    A new procedure for estimating promotion, repetition and dropout rates for learners in South African schools is proposed. The procedure uses three different data sources: data from the South African General Household survey, data from the Education Management Information Systems, and data from yearly reports published by the Department of Basic Education. The data from the General Household survey are utilised to estimate repetition rates for learners in three different age groups. Keeping these repetition rates fixed, the data from the other two sources are used to estimate dropout and promotion rates, which are based on a birth-year-cohort approach for the different age groups. In particular, this procedure involves minimising the difference between actual flow-through rates and simulated flow-through rates for both the birth-year cohorts and age groups. The procedure gives different results when compared to published literature.
  • ItemOpen Access
    Socio-economic factors affecting parents’ involvement in homework: practices and perceptions from eight Johannesburg public primary schools
    (Faculty of Education, University of the Free State, 2015) Ndebele, Misheck
    This paper examines socio-economic factors influencing parental involvement in homework at the Foundation Phase in eight Johannesburg public primary schools. The research was conducted among over 600 parents from schools in different geographical and socio-economic areas such as the inner city, suburban and township. Two primary schools were chosen from each of these settings. This research offers a form of classification of parents, with the view to analyse the relationship between the types of parental involvement in homework and different categories of parents. In this study, I argue that the socio-economic status of parents has a major influence on participation in their children’s homework. Findings suggest that the higher the income and socio-economic status, the more parents are likely to become involved, whereas parents from a poorer socio-economic background are less likely to be involved in their children’s homework.
  • ItemOpen Access
    Guided group reflections of first-year pre-service teachers: moving beyond the rhetoric of "go and reflect"
    (Faculty of Education, University of the Free State, 2015) Beylefeld, Adri; Le Roux, Adré
    In South Africa, pre-service teachers enter education programmes with diverse preunderstandings of the teaching profession.

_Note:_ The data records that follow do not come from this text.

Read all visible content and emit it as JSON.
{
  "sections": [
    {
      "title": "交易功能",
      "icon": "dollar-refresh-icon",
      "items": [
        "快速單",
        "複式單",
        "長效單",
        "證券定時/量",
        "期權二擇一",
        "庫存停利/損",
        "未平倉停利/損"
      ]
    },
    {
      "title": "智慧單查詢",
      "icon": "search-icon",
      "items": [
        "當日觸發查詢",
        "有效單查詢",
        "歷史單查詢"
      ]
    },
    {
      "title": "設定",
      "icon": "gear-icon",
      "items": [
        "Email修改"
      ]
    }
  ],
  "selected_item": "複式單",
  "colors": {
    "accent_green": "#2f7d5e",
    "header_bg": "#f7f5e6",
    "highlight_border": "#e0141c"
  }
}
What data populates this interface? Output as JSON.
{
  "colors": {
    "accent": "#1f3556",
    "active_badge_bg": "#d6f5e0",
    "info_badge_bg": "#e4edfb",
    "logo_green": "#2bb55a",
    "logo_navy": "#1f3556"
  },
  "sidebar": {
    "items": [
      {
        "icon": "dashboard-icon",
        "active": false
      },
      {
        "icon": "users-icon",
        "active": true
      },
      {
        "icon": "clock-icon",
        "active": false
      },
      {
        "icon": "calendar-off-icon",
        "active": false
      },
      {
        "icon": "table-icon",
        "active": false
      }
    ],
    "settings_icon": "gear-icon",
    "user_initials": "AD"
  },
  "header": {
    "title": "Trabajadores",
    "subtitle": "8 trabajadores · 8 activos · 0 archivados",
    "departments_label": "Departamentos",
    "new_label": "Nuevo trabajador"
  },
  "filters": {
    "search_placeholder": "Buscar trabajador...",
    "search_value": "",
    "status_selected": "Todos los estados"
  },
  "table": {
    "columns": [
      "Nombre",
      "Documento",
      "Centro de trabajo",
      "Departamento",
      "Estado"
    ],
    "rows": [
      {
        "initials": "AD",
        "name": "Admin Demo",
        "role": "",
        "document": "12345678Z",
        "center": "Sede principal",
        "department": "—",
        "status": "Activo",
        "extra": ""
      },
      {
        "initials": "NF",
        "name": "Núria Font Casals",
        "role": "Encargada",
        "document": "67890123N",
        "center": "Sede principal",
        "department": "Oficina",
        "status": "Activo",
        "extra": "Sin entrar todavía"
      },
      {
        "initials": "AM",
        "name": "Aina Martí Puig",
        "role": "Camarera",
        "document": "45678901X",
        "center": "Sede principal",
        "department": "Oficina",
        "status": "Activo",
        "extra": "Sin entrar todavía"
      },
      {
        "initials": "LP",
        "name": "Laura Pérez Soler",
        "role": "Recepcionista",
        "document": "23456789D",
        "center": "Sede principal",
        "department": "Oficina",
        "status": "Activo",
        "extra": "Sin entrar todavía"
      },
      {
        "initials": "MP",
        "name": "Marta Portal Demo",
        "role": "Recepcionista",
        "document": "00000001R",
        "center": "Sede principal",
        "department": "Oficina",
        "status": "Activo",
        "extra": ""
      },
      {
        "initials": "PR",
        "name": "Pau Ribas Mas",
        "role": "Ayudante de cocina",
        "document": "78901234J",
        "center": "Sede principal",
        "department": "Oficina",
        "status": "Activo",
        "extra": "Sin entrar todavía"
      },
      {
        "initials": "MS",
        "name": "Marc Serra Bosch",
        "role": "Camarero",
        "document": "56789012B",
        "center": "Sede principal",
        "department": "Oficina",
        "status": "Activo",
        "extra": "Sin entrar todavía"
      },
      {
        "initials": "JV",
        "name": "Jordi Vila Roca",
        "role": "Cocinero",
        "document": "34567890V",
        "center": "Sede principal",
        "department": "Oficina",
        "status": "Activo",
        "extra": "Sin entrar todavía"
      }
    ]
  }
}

For some, their experiences are often naively divorced from a genuine understanding of how present-day education perpetuates patterns of poverty and privilege. Responding to the pedagogical challenge of framing problems of social injustice in relation to the profession, we designed a school visit project to expose first-year pre-service teachers to school environments that represent the exciting inequities in educational experiences and opportunities. In this article we comment on the written group assignments that followed from the small-group discussions which were held after the school visit. Located within a lifelong learning framework, we proceed from the assumption that discussion in a group with support will afford students the opportunity to position themselves in relation to the grave inequalities embedded in South African education. Data obtained were analysed by means of open and axial coding to comment on the salient issues the students discussed, the issues they wanted further clarification on, and the opportunities they envisaged to engage with and act on. We found that, although the small-group discussions succeeded in setting a critical reflective process into motion, a space was not created for students to uncover and challenge their deep-seated assumptions that stem from a specific historical and cultural context.